The contradictions and moral ambiguities of our collective attitudes to animals are baffling. By telling the love–hate story of man and beast, from their first acquaintance in deep prehistory to the present day and beyond, award-winning environmental journalist Richard Girling reveals how and where the contradictions began – and how they have persisted, warped and become magnified ever since.
Narrated by a wise contemporary everyman, aware only of what is known by people of the time, The Longest Story reveals the cumulative influence of theologians, writers, artists, philosophers and scientists century-by-century. As more knowledge is attained, stereotypes are challenged and modern perceptions – of scientific experimentation, pet-ownership, animal rights, intelligence, welfare and wildlife conservation – are questioned. Looking forward, it anticipates a future where the very nature of living organisms could be transformed by technologies more terrifying than the mythical powers of gods.
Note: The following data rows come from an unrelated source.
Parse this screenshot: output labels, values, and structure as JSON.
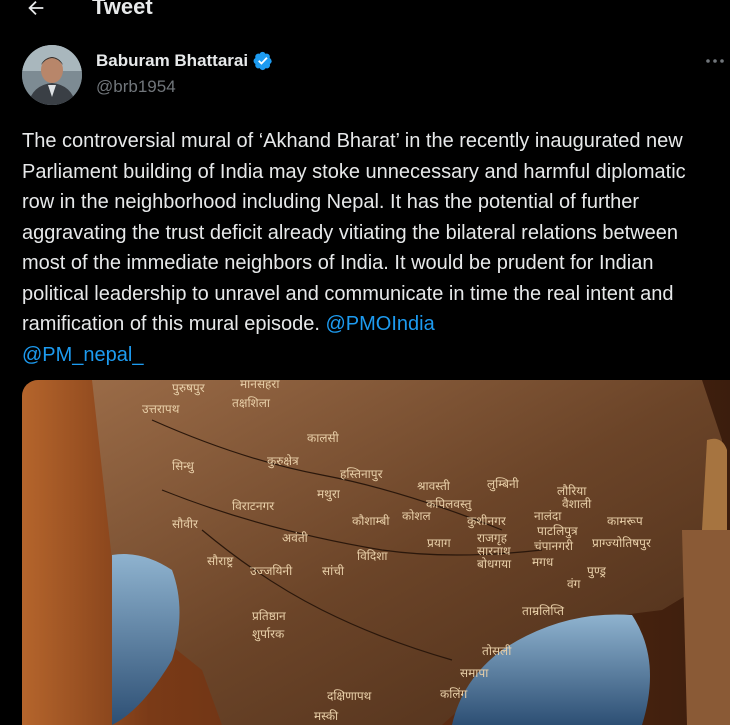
{
  "header": {
    "title": "Tweet"
  },
  "author": {
    "name": "Baburam Bhattarai",
    "handle": "@brb1954"
  },
  "tweet": {
    "text": "The controversial mural of ‘Akhand  Bharat’ in the recently inaugurated new Parliament building of India may stoke unnecessary and harmful diplomatic row in the neighborhood including Nepal. It has the potential of further aggravating the trust deficit already vitiating the bilateral relations between most of the immediate neighbors of India. It would be prudent for Indian political leadership to unravel and communicate in time the real intent and ramification of this mural episode. ",
    "mentions": [
      "@PMOIndia",
      "@PM_nepal_"
    ]
  },
  "mural": {
    "labels": [
      "पुरुषपुर",
      "मानसहरा",
      "उत्तरापथ",
      "तक्षशिला",
      "कालसी",
      "सिन्धु",
      "कुरुक्षेत्र",
      "हस्तिनापुर",
      "श्रावस्ती",
      "लुम्बिनी",
      "लौरिया",
      "कपिलवस्तु",
      "वैशाली",
      "मथुरा",
      "कोशल",
      "विराटनगर",
      "कुशीनगर",
      "नालंदा",
      "कामरूप",
      "सौवीर",
      "कौशाम्बी",
      "पाटलिपुत्र",
      "राजगृह",
      "चंपानगरी",
      "प्राग्ज्योतिषपुर",
      "प्रयाग",
      "सारनाथ",
      "अवंती",
      "बोधगया",
      "मगध",
      "सौराष्ट्र",
      "विदिशा",
      "उज्जयिनी",
      "सांची",
      "पुण्ड्र",
      "वंग",
      "ताम्रलिप्ति",
      "प्रतिष्ठान",
      "शुर्पारक",
      "तोसली",
      "समापा",
      "दक्षिणापथ",
      "कलिंग",
      "मस्की"
    ]
  },
  "colors": {
    "accent": "#1d9bf0",
    "background": "#000000",
    "text": "#e7e9ea",
    "muted": "#71767b"
  },
  "icons": {
    "back": "arrow-left-icon",
    "verified": "verified-badge-icon",
    "more": "more-horizontal-icon"
  }
}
With a perspective lofty enough to keep the broad sweep of history in sight and low enough to spot the telling detail, Girling paints a comprehensive and vivid portrait of humanity, as seen through our relationship to animals, in this original and thought-provoking opus.